Why does February have only twenty-eight days, or twenty-nine in a leap year?
Calendars have historically been a messy business. The earliest calendars were based on lunar cycles and seasonal patterns as a way of tracking time between planting, growth, and harvest of crops. The calendar that most people use today is called the Western or Gregorian calendar. The earliest "draft" of this calendar, if you will, was introduced by Romulus, the first king of Rome. The Calendar of Romulus began in March and had only ten months of thirty or thirty-one days. This was intended to be helpful in keeping track of agricultural seasons, but the gap between December and March was certainly a problem! A later king, Numa Pompilius, decided to change things up a bit. He added the months of January and February to the calendar so that there might be a running yearly cycle of months, and he changed the number of days in many months so that some had twenty-eight, some twenty-nine, and some thirty-one. Even with these changes, the calendar was still about ten days short of a solar year, and eventually this way of tracking time fell out of sync.
For a long time, the calendar was pretty unruly in Roman territory. Many changes were proposed to the existing calendar, but it was not until the year 46 BCE that Julius Caesar proposed a better, standardized calendar. The Julian calendar is made up of three-hundred and sixty-five days organized into twelve months. In the Julian system, all months except for February had thirty or thirty-one days. Unfortunately, February remained and remains one of those short-cut months that didn't fit cleanly into the calendar. This calendar also introduced the leap year as a means of making up time that did not otherwise fit into the cycle of time.

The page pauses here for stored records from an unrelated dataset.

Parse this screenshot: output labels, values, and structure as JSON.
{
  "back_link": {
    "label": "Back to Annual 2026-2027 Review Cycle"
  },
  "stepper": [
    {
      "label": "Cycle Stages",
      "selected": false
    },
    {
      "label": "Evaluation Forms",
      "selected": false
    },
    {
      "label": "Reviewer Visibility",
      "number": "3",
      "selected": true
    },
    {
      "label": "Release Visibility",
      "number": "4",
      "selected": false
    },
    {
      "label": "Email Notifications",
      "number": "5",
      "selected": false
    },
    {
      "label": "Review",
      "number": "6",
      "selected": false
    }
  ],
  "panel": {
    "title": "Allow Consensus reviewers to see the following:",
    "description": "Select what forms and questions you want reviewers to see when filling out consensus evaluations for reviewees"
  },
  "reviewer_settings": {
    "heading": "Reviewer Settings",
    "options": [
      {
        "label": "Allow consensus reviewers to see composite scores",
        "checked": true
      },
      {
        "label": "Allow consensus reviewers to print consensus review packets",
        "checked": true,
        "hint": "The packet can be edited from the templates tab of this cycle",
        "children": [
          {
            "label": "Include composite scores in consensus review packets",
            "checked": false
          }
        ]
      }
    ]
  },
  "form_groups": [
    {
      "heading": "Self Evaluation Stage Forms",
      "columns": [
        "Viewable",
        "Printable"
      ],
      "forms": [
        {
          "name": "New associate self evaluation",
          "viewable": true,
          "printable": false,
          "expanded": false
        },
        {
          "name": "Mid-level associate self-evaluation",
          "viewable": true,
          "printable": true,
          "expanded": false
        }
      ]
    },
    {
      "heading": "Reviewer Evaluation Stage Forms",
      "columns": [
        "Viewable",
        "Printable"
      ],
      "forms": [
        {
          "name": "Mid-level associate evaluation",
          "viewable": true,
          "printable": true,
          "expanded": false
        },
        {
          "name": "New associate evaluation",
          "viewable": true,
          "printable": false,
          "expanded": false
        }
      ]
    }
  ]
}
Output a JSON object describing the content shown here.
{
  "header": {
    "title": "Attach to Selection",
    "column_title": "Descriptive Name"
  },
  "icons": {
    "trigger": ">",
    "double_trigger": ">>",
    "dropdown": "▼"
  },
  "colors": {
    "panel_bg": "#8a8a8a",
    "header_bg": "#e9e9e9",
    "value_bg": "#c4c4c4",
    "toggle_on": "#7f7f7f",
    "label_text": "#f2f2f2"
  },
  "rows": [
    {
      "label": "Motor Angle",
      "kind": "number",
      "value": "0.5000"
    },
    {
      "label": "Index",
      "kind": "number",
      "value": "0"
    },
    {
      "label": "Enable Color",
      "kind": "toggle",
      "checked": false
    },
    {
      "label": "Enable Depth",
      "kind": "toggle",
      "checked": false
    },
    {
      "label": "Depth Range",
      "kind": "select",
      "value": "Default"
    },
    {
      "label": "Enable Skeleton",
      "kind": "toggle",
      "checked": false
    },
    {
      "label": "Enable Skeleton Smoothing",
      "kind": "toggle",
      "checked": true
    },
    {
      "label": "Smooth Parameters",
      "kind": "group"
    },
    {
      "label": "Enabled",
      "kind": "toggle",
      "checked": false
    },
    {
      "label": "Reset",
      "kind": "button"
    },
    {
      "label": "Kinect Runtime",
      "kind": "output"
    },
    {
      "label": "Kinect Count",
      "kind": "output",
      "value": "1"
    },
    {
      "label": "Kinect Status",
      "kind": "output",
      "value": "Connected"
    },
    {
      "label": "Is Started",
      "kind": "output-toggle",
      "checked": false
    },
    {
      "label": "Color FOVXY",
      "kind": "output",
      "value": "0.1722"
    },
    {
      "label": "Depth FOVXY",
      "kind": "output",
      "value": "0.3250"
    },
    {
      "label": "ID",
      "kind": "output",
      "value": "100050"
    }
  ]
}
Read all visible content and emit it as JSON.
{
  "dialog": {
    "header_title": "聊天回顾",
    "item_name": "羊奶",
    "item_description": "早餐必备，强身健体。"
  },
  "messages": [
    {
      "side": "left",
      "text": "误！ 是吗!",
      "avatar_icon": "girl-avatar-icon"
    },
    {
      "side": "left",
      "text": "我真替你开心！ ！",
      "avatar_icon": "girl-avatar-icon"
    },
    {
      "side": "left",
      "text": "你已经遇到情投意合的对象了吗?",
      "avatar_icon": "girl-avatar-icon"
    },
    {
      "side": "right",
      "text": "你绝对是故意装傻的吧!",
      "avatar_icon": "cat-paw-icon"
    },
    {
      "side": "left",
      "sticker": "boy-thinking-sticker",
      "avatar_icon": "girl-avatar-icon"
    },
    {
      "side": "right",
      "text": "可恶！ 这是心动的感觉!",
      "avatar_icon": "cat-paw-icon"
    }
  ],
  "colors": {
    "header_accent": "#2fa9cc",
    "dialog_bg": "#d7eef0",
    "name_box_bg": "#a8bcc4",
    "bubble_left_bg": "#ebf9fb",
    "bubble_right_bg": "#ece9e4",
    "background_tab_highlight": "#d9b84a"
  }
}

As time went on, the Julian calendar, too, fell out of sync with the natural world. The Gregorian Calendar was introduced in 1582CE as a replacement for the Julian, which did not accurately reflect the solar year. The reason February has only twenty-eight or twenty-nine days today is thanks to this long, messy history of keeping track of time!